— Exercise aim —
The records follow. Filter them to the lines that hold "title".

(Data items)
______
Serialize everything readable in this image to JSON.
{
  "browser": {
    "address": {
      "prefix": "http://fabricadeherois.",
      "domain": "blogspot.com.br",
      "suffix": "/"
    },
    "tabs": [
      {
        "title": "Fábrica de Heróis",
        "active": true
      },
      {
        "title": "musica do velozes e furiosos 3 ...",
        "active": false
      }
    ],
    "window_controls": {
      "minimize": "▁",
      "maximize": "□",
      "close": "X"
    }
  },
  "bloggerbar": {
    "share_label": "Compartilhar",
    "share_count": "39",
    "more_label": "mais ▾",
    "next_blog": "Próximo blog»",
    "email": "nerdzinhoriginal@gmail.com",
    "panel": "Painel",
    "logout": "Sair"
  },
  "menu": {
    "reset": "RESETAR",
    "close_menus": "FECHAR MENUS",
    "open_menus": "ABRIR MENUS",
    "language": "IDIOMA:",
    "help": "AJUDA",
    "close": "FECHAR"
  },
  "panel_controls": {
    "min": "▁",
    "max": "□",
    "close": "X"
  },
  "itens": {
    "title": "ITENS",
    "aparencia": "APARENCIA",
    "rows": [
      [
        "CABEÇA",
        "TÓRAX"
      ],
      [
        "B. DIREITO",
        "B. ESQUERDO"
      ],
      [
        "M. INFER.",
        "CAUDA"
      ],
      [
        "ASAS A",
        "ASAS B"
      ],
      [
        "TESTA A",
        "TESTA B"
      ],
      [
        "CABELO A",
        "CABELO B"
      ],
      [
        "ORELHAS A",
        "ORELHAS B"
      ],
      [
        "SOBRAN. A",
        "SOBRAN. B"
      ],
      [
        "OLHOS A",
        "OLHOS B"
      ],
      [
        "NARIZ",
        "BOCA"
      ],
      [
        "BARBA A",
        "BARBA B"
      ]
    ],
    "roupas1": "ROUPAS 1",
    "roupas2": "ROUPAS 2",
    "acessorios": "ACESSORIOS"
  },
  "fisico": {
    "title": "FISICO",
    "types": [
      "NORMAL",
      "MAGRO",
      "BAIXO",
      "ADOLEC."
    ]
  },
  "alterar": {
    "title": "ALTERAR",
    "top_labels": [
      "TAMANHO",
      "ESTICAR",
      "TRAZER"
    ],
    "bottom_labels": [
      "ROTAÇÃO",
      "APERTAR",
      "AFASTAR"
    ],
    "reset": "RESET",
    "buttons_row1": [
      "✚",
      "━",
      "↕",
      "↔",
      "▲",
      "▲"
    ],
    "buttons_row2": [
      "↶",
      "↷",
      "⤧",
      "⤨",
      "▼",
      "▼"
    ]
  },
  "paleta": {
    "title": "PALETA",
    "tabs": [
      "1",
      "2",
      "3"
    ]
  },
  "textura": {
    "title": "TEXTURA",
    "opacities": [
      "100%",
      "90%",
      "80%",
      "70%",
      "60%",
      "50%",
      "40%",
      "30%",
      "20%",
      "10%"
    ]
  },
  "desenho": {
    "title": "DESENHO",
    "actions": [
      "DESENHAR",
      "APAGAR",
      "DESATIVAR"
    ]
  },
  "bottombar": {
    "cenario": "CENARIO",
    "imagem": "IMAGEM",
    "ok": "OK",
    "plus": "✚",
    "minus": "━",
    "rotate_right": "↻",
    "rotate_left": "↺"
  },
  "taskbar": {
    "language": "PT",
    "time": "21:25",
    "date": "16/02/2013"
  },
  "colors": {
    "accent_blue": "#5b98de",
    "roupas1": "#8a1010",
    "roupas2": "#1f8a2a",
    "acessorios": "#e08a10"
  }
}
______
— Completed exercise —
        "title": "Fábrica de Heróis",
        "title": "musica do velozes e furiosos 3 ...",
    "title": "ITENS",
    "title": "FISICO",
    "title": "ALTERAR",
    "title": "PALETA",
    "title": "TEXTURA",
    "title": "DESENHO",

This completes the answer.